The global average cost of sending $200 remained high, at around 6.4% in the fourth quarter of 2020, while the highest-cost corridors averaged 13%, according to the World Bank’s Remittance Prices Worldwide database. Reducing migrant remittance costs to 3% or less and eliminate remittance corridors with costs higher than 5% by 2030, is part of the 10 Goal “Reduce Inequality” in the Sustainable Development Goals (SDGs).

The world’s top 5 remittance recipient in 2020 were: India $83.1 billion, China $59.5 billion, Mexico $42.9 billion, Philippines $34.9 billion and Egypt $29.1 billion.

Banks are the most expensive remittance channels, charging an average fee of 11%. Following, by Post offices that charge on average more than 7%.

Global remittances, flows to low- and middle-income countries, reached $540 billion in 2020, 1.6 percent below the 2019 total of $548 billion. The strong performance of remittance flows despite the COVID crisis, highlight its importance as a source of external financing for low-and middle-income countries and their families’ livelihood support.

Startups in the Industry


Wise is a London based FinTech, which took the remittance industry by storm with the mission to “bring transparency to finance, for people without borders”. It was launched in 2011. The company currently has over 10 million users and boasts of managing £4.5 billion in transfers each month. They are available in 80 countries and is possible to hold and convert money in 54 currencies.

The FinTech also launched their own debit card. The card comes with UK, European, US, Australian, New Zealand, Hungary, Romania and Singapore account numbers. This means that users are ready to get paid from 30 countries, all without paying fees.

So how is Wise able to offer such low fees and thrive in the cross-border transactions market? The answer is by doing the exact opposite. By this we mean that the FinTech doesn’t send money across borders, the cash stays in the same country. Wise has built a P2P-like network, that works like this:

If person (1) in Spain wants to send 100 Euros to person (2) in England, their Euros will actually be sent to someone else in Spain who is due to receive Euros. The opposite will happen in England. Person (2) who is due to receive the GBP equivalent of 100 Euros, will receive it from another person who is sending GBP from the England. This is the main gist of it but, off course, there are more technicalities involve.


Billmari is a Pan-African FinTech using blockchain to tackle remittance fees in Africa. The company has the mission of “Building the African Diaspora’s Financial Solutions” and help to eliminate the border impediments to trading with the African continent.

The platform uses Bitcoin technology to tap into new remittances markets and are the only Bitcoin-based company in the world to receive a money transfer license for the Central Bank of Zimbabwe.
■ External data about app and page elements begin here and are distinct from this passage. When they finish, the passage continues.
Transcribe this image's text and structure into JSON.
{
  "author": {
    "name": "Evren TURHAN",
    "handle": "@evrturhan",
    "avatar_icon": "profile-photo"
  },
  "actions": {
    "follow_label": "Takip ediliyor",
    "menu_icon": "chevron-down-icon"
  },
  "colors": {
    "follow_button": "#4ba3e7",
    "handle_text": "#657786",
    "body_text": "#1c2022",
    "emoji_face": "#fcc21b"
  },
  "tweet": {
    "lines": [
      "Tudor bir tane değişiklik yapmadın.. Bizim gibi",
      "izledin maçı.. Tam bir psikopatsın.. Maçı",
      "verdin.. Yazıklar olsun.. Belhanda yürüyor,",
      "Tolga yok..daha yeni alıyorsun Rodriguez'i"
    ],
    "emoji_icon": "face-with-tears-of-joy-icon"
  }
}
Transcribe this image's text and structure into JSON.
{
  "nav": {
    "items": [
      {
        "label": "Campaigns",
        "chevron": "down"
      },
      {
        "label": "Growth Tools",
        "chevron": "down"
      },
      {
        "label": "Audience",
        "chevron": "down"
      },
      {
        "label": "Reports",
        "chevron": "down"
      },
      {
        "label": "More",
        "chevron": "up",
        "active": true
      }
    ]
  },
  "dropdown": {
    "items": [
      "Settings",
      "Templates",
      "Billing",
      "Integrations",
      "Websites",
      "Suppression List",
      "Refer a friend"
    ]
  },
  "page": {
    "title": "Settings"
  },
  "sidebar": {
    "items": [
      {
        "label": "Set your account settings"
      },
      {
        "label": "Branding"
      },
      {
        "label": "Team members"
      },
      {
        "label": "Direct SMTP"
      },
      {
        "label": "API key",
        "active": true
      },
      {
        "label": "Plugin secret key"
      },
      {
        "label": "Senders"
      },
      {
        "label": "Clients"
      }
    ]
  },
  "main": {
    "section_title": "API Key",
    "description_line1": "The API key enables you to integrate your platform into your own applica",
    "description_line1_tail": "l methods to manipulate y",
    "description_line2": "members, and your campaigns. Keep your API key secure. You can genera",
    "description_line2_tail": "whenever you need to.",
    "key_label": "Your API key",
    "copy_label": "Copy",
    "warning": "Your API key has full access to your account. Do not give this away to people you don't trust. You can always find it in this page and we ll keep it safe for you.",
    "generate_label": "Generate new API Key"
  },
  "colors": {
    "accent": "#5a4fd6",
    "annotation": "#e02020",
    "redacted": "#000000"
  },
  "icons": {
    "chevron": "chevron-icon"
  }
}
Furthermore, Billmari have strategic partnership with Agribank to perform remittances for their customers using Bitcoin.

As we know Bitcoin is Blockchain’s first great creation, it’s not owned by banks or anyone and the only miniscule fees for transfers are paid to those who ‘mine’ bitcoins. No salaries, rent, profit or other operations need to be paid. This allows for cross-border payments to have minimal fees. Billmari has used this to their advantage, by temporarily converting local currency to bitcoin, sending it overseas, then converting it to Zimbabwean currency, major fees are saved.
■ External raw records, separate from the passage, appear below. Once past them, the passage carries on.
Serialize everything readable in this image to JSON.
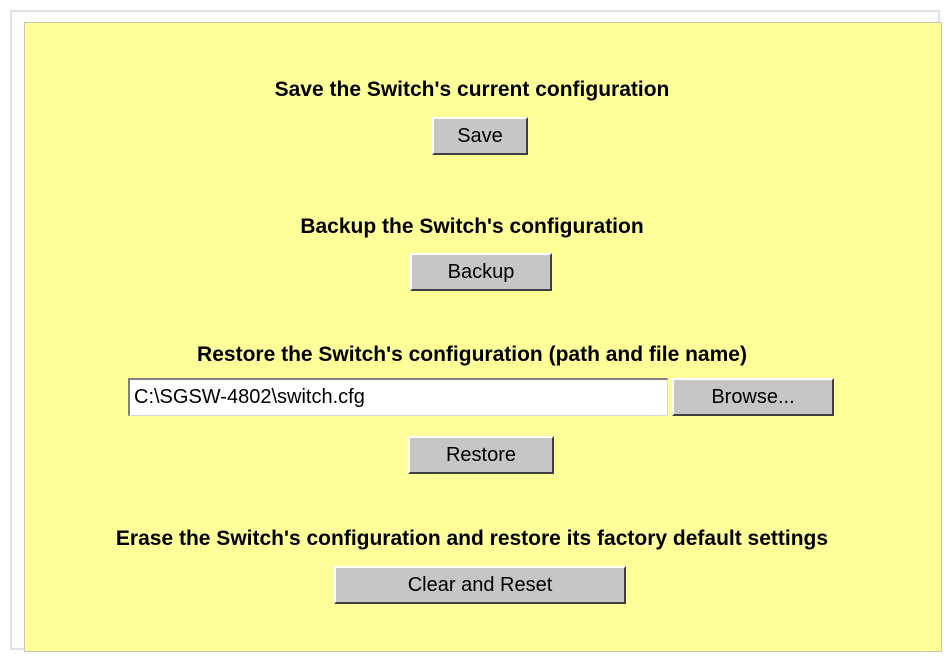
{
  "save": {
    "heading": "Save the Switch's current configuration",
    "button_label": "Save"
  },
  "backup": {
    "heading": "Backup the Switch's configuration",
    "button_label": "Backup"
  },
  "restore": {
    "heading": "Restore the Switch's configuration (path and file name)",
    "file_path_value": "C:\\SGSW-4802\\switch.cfg",
    "browse_label": "Browse...",
    "button_label": "Restore"
  },
  "erase": {
    "heading": "Erase the Switch's configuration and restore its factory default settings",
    "button_label": "Clear and Reset"
  },
  "colors": {
    "panel_background": "#ffff99",
    "button_face": "#c6c6c6"
  }
}
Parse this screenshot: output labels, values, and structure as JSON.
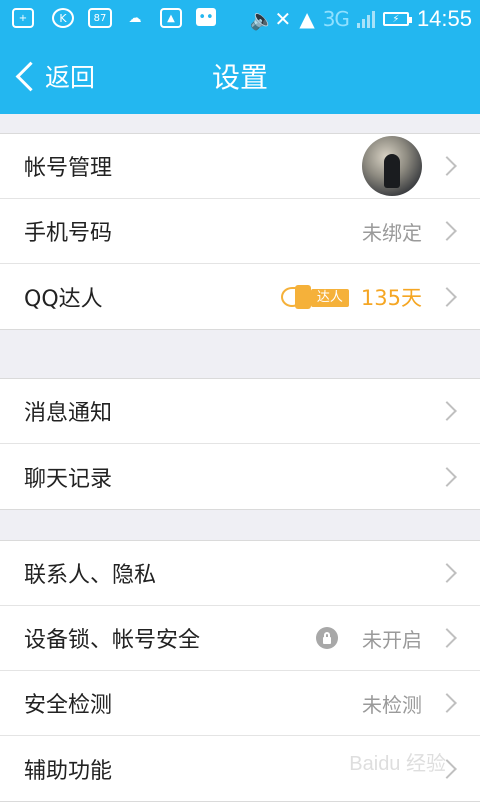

Additionally, the FinTech has a service that allows contracting sponsors to purchase farming contract for agricultural projects in Africa from anywhere in the world. The smart contracts used by the company allows fair trade and transparent predetermined conditions stored on a blockchain, given the consumers and farmers the security.

In conclusion, financial technology companies have a very important role in remittances flows and their importance in reduced inequalities for low-and middle-income countries.